Kitschthe German word for mass cultureextracts from high culture. Eventually kitsch begins to draw on itself. Folk Art preceded mass culture as the common peoples culture and was “from below.” In contrast, mass culture is dictated from above and geared to passive consumers. Mass culture demolished the wall separating high from low and integrated the masses into a degraded form of high culture.

High and low culture now compete intellectually which is absurd and chaotic. High culture is threatened by the brutal overwhelming quantity of kitsch. Kitsch “predigests art for the spectator.” Everything is mixed and scrambled together, destroying value judgement. After all, judgement would imply “discrimination” and mass culture refuses to discriminate. “All is grist to the mill.”
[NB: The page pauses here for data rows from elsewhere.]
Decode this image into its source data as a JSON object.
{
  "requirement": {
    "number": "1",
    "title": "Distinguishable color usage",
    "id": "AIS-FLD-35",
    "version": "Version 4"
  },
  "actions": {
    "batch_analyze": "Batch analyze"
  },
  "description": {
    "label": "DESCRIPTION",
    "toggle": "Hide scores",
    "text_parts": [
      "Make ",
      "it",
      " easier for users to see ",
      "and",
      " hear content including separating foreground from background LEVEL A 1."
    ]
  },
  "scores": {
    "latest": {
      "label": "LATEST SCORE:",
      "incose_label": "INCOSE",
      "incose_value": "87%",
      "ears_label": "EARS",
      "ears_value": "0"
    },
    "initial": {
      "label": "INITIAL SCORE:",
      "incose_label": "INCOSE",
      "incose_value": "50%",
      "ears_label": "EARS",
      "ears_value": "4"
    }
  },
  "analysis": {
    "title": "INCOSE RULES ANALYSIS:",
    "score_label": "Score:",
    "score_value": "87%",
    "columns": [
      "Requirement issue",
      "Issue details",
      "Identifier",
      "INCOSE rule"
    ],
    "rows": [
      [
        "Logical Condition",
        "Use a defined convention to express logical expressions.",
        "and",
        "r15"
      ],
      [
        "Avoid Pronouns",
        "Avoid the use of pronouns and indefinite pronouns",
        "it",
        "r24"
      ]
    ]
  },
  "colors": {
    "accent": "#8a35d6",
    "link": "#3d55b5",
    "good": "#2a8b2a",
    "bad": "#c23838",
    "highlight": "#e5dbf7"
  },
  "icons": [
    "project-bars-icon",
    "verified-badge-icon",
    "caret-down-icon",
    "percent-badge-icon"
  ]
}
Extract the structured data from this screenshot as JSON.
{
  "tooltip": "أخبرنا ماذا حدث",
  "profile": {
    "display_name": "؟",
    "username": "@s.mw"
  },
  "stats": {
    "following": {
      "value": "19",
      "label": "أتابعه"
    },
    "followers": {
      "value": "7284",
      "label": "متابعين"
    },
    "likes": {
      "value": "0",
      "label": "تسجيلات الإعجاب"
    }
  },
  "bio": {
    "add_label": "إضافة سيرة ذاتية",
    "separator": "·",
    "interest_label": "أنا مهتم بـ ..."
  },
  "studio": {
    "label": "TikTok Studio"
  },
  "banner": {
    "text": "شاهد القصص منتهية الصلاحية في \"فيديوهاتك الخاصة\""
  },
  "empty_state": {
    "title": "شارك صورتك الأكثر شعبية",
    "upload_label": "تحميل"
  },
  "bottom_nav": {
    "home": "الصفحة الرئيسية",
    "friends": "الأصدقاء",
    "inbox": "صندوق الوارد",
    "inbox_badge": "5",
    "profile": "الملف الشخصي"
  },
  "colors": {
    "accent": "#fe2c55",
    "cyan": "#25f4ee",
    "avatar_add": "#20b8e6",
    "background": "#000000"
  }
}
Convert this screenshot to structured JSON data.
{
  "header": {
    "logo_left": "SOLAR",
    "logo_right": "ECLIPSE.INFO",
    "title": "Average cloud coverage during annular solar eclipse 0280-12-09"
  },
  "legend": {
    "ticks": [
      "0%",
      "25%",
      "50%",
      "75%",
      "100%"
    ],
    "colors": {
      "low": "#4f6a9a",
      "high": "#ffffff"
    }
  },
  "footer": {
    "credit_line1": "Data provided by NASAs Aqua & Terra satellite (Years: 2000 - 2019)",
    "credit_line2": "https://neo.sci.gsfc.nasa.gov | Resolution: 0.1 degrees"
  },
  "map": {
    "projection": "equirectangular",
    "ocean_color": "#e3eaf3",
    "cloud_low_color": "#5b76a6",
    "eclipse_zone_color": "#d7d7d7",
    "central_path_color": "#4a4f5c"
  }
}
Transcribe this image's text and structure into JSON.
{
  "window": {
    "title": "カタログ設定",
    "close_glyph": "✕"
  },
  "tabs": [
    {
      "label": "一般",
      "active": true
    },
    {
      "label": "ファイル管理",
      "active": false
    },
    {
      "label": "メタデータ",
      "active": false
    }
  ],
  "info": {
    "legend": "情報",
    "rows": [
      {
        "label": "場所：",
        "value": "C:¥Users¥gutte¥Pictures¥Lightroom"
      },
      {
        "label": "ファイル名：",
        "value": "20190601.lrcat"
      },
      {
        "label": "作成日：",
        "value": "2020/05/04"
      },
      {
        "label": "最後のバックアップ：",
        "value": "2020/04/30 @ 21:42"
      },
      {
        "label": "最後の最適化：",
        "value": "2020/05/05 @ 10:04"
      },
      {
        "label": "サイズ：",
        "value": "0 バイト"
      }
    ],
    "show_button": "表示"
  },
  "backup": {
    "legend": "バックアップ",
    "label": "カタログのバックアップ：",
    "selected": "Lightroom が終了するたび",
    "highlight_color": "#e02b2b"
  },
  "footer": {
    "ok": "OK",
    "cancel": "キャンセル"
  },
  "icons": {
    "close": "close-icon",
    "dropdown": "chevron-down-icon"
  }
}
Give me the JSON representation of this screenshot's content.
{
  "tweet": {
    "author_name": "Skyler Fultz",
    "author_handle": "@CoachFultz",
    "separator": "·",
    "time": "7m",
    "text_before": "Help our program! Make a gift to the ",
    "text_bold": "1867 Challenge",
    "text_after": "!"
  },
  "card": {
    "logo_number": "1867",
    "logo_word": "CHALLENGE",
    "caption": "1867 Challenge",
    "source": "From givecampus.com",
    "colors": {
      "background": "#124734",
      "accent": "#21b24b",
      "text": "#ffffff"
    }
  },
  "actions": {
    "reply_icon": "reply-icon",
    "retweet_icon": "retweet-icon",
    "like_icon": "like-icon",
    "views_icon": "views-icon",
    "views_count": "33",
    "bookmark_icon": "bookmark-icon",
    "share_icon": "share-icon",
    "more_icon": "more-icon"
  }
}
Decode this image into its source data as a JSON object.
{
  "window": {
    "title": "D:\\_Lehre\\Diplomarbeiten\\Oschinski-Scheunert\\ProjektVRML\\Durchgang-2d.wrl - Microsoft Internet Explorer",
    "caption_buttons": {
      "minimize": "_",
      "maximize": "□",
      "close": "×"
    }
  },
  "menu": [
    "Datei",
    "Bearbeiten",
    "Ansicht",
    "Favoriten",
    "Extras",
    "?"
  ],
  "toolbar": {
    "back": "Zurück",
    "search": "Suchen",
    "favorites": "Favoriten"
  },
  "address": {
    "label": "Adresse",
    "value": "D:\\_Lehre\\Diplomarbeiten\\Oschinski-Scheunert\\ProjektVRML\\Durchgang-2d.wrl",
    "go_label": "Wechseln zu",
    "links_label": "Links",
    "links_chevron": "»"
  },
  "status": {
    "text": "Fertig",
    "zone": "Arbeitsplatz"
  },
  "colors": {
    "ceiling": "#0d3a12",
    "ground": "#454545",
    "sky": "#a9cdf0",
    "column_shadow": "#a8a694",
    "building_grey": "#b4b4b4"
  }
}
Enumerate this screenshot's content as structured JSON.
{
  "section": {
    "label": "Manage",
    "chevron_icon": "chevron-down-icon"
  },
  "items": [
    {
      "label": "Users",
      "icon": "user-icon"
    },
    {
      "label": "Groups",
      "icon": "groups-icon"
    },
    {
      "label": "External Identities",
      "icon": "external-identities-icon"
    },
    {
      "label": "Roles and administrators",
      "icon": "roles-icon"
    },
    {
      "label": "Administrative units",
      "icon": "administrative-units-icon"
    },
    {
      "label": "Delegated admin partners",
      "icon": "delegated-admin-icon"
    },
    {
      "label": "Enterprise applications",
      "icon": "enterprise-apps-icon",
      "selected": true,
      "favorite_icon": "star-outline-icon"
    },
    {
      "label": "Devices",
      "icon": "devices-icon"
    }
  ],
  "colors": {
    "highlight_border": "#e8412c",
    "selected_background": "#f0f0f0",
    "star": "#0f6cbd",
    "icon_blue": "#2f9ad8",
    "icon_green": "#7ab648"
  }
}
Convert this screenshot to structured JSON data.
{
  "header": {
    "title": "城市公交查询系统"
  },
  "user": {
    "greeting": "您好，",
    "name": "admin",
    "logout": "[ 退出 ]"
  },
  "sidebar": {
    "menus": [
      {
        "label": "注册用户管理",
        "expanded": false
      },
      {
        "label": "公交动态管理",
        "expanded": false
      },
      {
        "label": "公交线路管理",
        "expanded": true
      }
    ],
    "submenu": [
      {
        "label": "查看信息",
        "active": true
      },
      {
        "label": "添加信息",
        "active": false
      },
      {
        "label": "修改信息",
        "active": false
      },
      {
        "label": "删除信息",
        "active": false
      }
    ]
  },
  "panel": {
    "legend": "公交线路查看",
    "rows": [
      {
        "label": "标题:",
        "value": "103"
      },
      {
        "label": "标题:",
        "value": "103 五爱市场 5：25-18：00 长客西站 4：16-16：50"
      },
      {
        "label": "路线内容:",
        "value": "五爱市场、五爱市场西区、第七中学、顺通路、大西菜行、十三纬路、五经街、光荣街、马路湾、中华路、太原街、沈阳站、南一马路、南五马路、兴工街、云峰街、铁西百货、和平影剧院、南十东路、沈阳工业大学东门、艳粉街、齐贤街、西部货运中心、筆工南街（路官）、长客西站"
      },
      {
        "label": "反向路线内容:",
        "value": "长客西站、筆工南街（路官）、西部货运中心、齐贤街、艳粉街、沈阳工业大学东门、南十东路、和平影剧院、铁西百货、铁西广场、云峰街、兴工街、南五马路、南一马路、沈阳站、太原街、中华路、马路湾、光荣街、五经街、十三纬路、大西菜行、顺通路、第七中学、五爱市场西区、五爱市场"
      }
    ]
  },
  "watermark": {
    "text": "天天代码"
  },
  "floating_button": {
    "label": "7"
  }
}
Academicism was an institutional artistic movement that attempted to compete with mass culture “by imitation.” In contrast, the Avant Garde refuses to compete. The height of Avant Gardism was 1890-1930 when “bourgeois values” were challenged both politically and culturally. The “chronic state of war”including “Cold”does not encourage rebellion in art or politics. Since its 1890-1930 high point the Avant Garde has been watered down with mass elements.

There is nothing more vulgar than sophisticated kitsch. The advent of sound film blurred the lines between Hollywood and Broadway to the detriment of both. Chaplin was Folk Art. Technological division of labour ended genuine artistic authorship as it fragmented aesthetic unity. A deep and shared cultural tradition can maintain aesthetic unity but the USA does not have one. The culture worker is just as alienated as the labourer.

In the age of mass culture children access grownup media and adults consume kid’s media. “Momism”sentimental worship of motheris all too common in this context. Peter Pans result from the cult of youth.

The mid-20th century saw the rise of entertainers as “idols of consumption” in contrast to an earlier era personified by “idols of production.” Detective stories went form starring “scientific” characters like Sherlock Holmes to featuring bumbling incompetents. The masses don’t understand science and interpret the superficial aesthetics of sciencelaboratories and white coatsas Frankenstein-style “horror.”

Critics of mass culture don’t realize that it is not consumed by “people” but rather “masses.” Organization as a mass means loss of identity and atomization. Sheer scale is a challenge as there are simply too many people. In genuine communities there is a mutually beneficial relationship between the individual and the wider group. Not so with mass man, he doesn’t have a community at all.

Click here for another summary essay criticizing mass culture.